*INFORMATION SHOWN*.
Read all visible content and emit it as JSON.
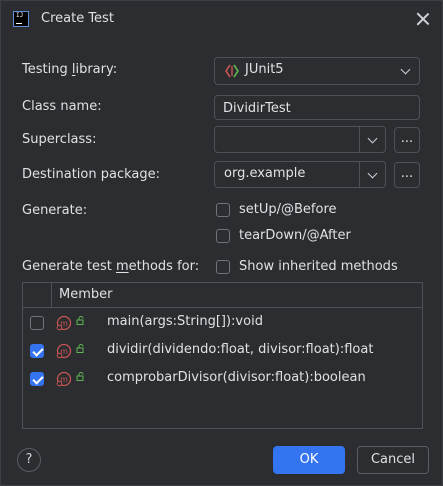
{
  "window": {
    "title": "Create Test",
    "logo_text": "IJ"
  },
  "form": {
    "testing_library": {
      "label_pre": "Testing ",
      "label_mnemonic": "l",
      "label_post": "ibrary:",
      "value": "JUnit5"
    },
    "class_name": {
      "label": "Class name:",
      "value": "DividirTest"
    },
    "superclass": {
      "label": "Superclass:",
      "value": "",
      "browse_label": "..."
    },
    "destination_package": {
      "label": "Destination package:",
      "value": "org.example",
      "browse_label": "..."
    },
    "generate": {
      "label": "Generate:",
      "options": [
        {
          "label": "setUp/@Before",
          "checked": false
        },
        {
          "label": "tearDown/@After",
          "checked": false
        }
      ]
    },
    "test_methods": {
      "label_pre": "Generate test ",
      "label_mnemonic": "m",
      "label_post": "ethods for:",
      "show_inherited_label": "Show inherited methods",
      "show_inherited_checked": false
    }
  },
  "table": {
    "header": "Member",
    "rows": [
      {
        "signature": "main(args:String[]):void",
        "checked": false
      },
      {
        "signature": "dividir(dividendo:float, divisor:float):float",
        "checked": true
      },
      {
        "signature": "comprobarDivisor(divisor:float):boolean",
        "checked": true
      }
    ]
  },
  "footer": {
    "help_label": "?",
    "ok_label": "OK",
    "cancel_label": "Cancel"
  },
  "colors": {
    "accent": "#3574f0",
    "background": "#2b2d30",
    "method_icon": "#c75450",
    "access_icon": "#5fb84f"
  }
}
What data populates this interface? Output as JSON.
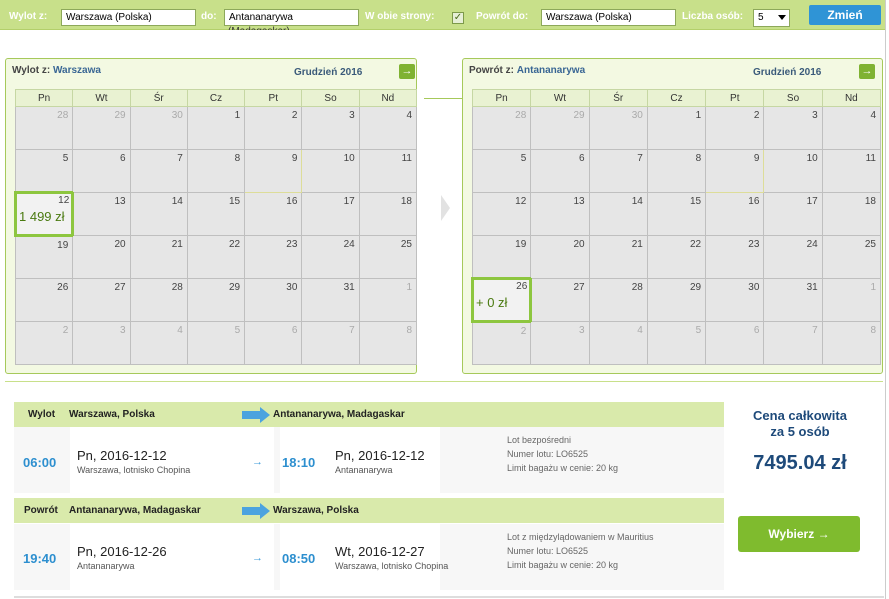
{
  "search": {
    "from_label": "Wylot z:",
    "from_value": "Warszawa (Polska)",
    "to_label": "do:",
    "to_value": "Antananarywa",
    "to_overflow": "(Madagaskar)",
    "round_trip_label": "W obie strony:",
    "round_trip_checked": "✓",
    "return_label": "Powrót do:",
    "return_value": "Warszawa (Polska)",
    "persons_label": "Liczba osób:",
    "persons_value": "5",
    "change_button": "Zmień"
  },
  "weekdays": [
    "Pn",
    "Wt",
    "Śr",
    "Cz",
    "Pt",
    "So",
    "Nd"
  ],
  "outbound_calendar": {
    "label": "Wylot z:",
    "city": "Warszawa",
    "month": "Grudzień 2016",
    "nav_icon": "→",
    "weeks": [
      [
        "28",
        "29",
        "30",
        "1",
        "2",
        "3",
        "4"
      ],
      [
        "5",
        "6",
        "7",
        "8",
        "9",
        "10",
        "11"
      ],
      [
        "12",
        "13",
        "14",
        "15",
        "16",
        "17",
        "18"
      ],
      [
        "19",
        "20",
        "21",
        "22",
        "23",
        "24",
        "25"
      ],
      [
        "26",
        "27",
        "28",
        "29",
        "30",
        "31",
        "1"
      ],
      [
        "2",
        "3",
        "4",
        "5",
        "6",
        "7",
        "8"
      ]
    ],
    "selected_price": "1 499 zł"
  },
  "return_calendar": {
    "label": "Powrót z:",
    "city": "Antananarywa",
    "month": "Grudzień 2016",
    "nav_icon": "→",
    "weeks": [
      [
        "28",
        "29",
        "30",
        "1",
        "2",
        "3",
        "4"
      ],
      [
        "5",
        "6",
        "7",
        "8",
        "9",
        "10",
        "11"
      ],
      [
        "12",
        "13",
        "14",
        "15",
        "16",
        "17",
        "18"
      ],
      [
        "19",
        "20",
        "21",
        "22",
        "23",
        "24",
        "25"
      ],
      [
        "26",
        "27",
        "28",
        "29",
        "30",
        "31",
        "1"
      ],
      [
        "2",
        "3",
        "4",
        "5",
        "6",
        "7",
        "8"
      ]
    ],
    "selected_price": "+ 0 zł"
  },
  "outbound": {
    "label": "Wylot",
    "origin": "Warszawa, Polska",
    "destination": "Antananarywa, Madagaskar",
    "dep_time": "06:00",
    "dep_day": "Pn",
    "dep_date": "2016-12-12",
    "dep_airport": "Warszawa, lotnisko Chopina",
    "arr_time": "18:10",
    "arr_day": "Pn",
    "arr_date": "2016-12-12",
    "arr_airport": "Antananarywa",
    "info1": "Lot bezpośredni",
    "info2": "Numer lotu: LO6525",
    "info3": "Limit bagażu w cenie: 20 kg"
  },
  "inbound": {
    "label": "Powrót",
    "origin": "Antananarywa, Madagaskar",
    "destination": "Warszawa, Polska",
    "dep_time": "19:40",
    "dep_day": "Pn",
    "dep_date": "2016-12-26",
    "dep_airport": "Antananarywa",
    "arr_time": "08:50",
    "arr_day": "Wt",
    "arr_date": "2016-12-27",
    "arr_airport": "Warszawa, lotnisko Chopina",
    "info1": "Lot z międzylądowaniem w Mauritius",
    "info2": "Numer lotu: LO6525",
    "info3": "Limit bagażu w cenie: 20 kg"
  },
  "price": {
    "label_line1": "Cena całkowita",
    "label_line2": "za 5 osób",
    "total": "7495.04 zł",
    "choose_button": "Wybierz",
    "choose_icon": "→"
  },
  "colors": {
    "accent_green": "#8dc63f",
    "accent_blue": "#2f94d6",
    "time_blue": "#2d8fcf"
  }
}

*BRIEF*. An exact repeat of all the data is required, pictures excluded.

*EXERCISE ANSWER*.
Read all visible content and emit it as JSON.
{
  "window": {
    "title": "Create Test",
    "logo_text": "IJ"
  },
  "form": {
    "testing_library": {
      "label_pre": "Testing ",
      "label_mnemonic": "l",
      "label_post": "ibrary:",
      "value": "JUnit5"
    },
    "class_name": {
      "label": "Class name:",
      "value": "DividirTest"
    },
    "superclass": {
      "label": "Superclass:",
      "value": "",
      "browse_label": "..."
    },
    "destination_package": {
      "label": "Destination package:",
      "value": "org.example",
      "browse_label": "..."
    },
    "generate": {
      "label": "Generate:",
      "options": [
        {
          "label": "setUp/@Before",
          "checked": false
        },
        {
          "label": "tearDown/@After",
          "checked": false
        }
      ]
    },
    "test_methods": {
      "label_pre": "Generate test ",
      "label_mnemonic": "m",
      "label_post": "ethods for:",
      "show_inherited_label": "Show inherited methods",
      "show_inherited_checked": false
    }
  },
  "table": {
    "header": "Member",
    "rows": [
      {
        "signature": "main(args:String[]):void",
        "checked": false
      },
      {
        "signature": "dividir(dividendo:float, divisor:float):float",
        "checked": true
      },
      {
        "signature": "comprobarDivisor(divisor:float):boolean",
        "checked": true
      }
    ]
  },
  "footer": {
    "help_label": "?",
    "ok_label": "OK",
    "cancel_label": "Cancel"
  },
  "colors": {
    "accent": "#3574f0",
    "background": "#2b2d30",
    "method_icon": "#c75450",
    "access_icon": "#5fb84f"
  }
}
What data populates this interface? Output as JSON.
{
  "search": {
    "from_label": "Wylot z:",
    "from_value": "Warszawa (Polska)",
    "to_label": "do:",
    "to_value": "Antananarywa",
    "to_overflow": "(Madagaskar)",
    "round_trip_label": "W obie strony:",
    "round_trip_checked": "✓",
    "return_label": "Powrót do:",
    "return_value": "Warszawa (Polska)",
    "persons_label": "Liczba osób:",
    "persons_value": "5",
    "change_button": "Zmień"
  },
  "weekdays": [
    "Pn",
    "Wt",
    "Śr",
    "Cz",
    "Pt",
    "So",
    "Nd"
  ],
  "outbound_calendar": {
    "label": "Wylot z:",
    "city": "Warszawa",
    "month": "Grudzień 2016",
    "nav_icon": "→",
    "weeks": [
      [
        "28",
        "29",
        "30",
        "1",
        "2",
        "3",
        "4"
      ],
      [
        "5",
        "6",
        "7",
        "8",
        "9",
        "10",
        "11"
      ],
      [
        "12",
        "13",
        "14",
        "15",
        "16",
        "17",
        "18"
      ],
      [
        "19",
        "20",
        "21",
        "22",
        "23",
        "24",
        "25"
      ],
      [
        "26",
        "27",
        "28",
        "29",
        "30",
        "31",
        "1"
      ],
      [
        "2",
        "3",
        "4",
        "5",
        "6",
        "7",
        "8"
      ]
    ],
    "selected_price": "1 499 zł"
  },
  "return_calendar": {
    "label": "Powrót z:",
    "city": "Antananarywa",
    "month": "Grudzień 2016",
    "nav_icon": "→",
    "weeks": [
      [
        "28",
        "29",
        "30",
        "1",
        "2",
        "3",
        "4"
      ],
      [
        "5",
        "6",
        "7",
        "8",
        "9",
        "10",
        "11"
      ],
      [
        "12",
        "13",
        "14",
        "15",
        "16",
        "17",
        "18"
      ],
      [
        "19",
        "20",
        "21",
        "22",
        "23",
        "24",
        "25"
      ],
      [
        "26",
        "27",
        "28",
        "29",
        "30",
        "31",
        "1"
      ],
      [
        "2",
        "3",
        "4",
        "5",
        "6",
        "7",
        "8"
      ]
    ],
    "selected_price": "+ 0 zł"
  },
  "outbound": {
    "label": "Wylot",
    "origin": "Warszawa, Polska",
    "destination": "Antananarywa, Madagaskar",
    "dep_time": "06:00",
    "dep_day": "Pn",
    "dep_date": "2016-12-12",
    "dep_airport": "Warszawa, lotnisko Chopina",
    "arr_time": "18:10",
    "arr_day": "Pn",
    "arr_date": "2016-12-12",
    "arr_airport": "Antananarywa",
    "info1": "Lot bezpośredni",
    "info2": "Numer lotu: LO6525",
    "info3": "Limit bagażu w cenie: 20 kg"
  },
  "inbound": {
    "label": "Powrót",
    "origin": "Antananarywa, Madagaskar",
    "destination": "Warszawa, Polska",
    "dep_time": "19:40",
    "dep_day": "Pn",
    "dep_date": "2016-12-26",
    "dep_airport": "Antananarywa",
    "arr_time": "08:50",
    "arr_day": "Wt",
    "arr_date": "2016-12-27",
    "arr_airport": "Warszawa, lotnisko Chopina",
    "info1": "Lot z międzylądowaniem w Mauritius",
    "info2": "Numer lotu: LO6525",
    "info3": "Limit bagażu w cenie: 20 kg"
  },
  "price": {
    "label_line1": "Cena całkowita",
    "label_line2": "za 5 osób",
    "total": "7495.04 zł",
    "choose_button": "Wybierz",
    "choose_icon": "→"
  },
  "colors": {
    "accent_green": "#8dc63f",
    "accent_blue": "#2f94d6",
    "time_blue": "#2d8fcf"
  }
}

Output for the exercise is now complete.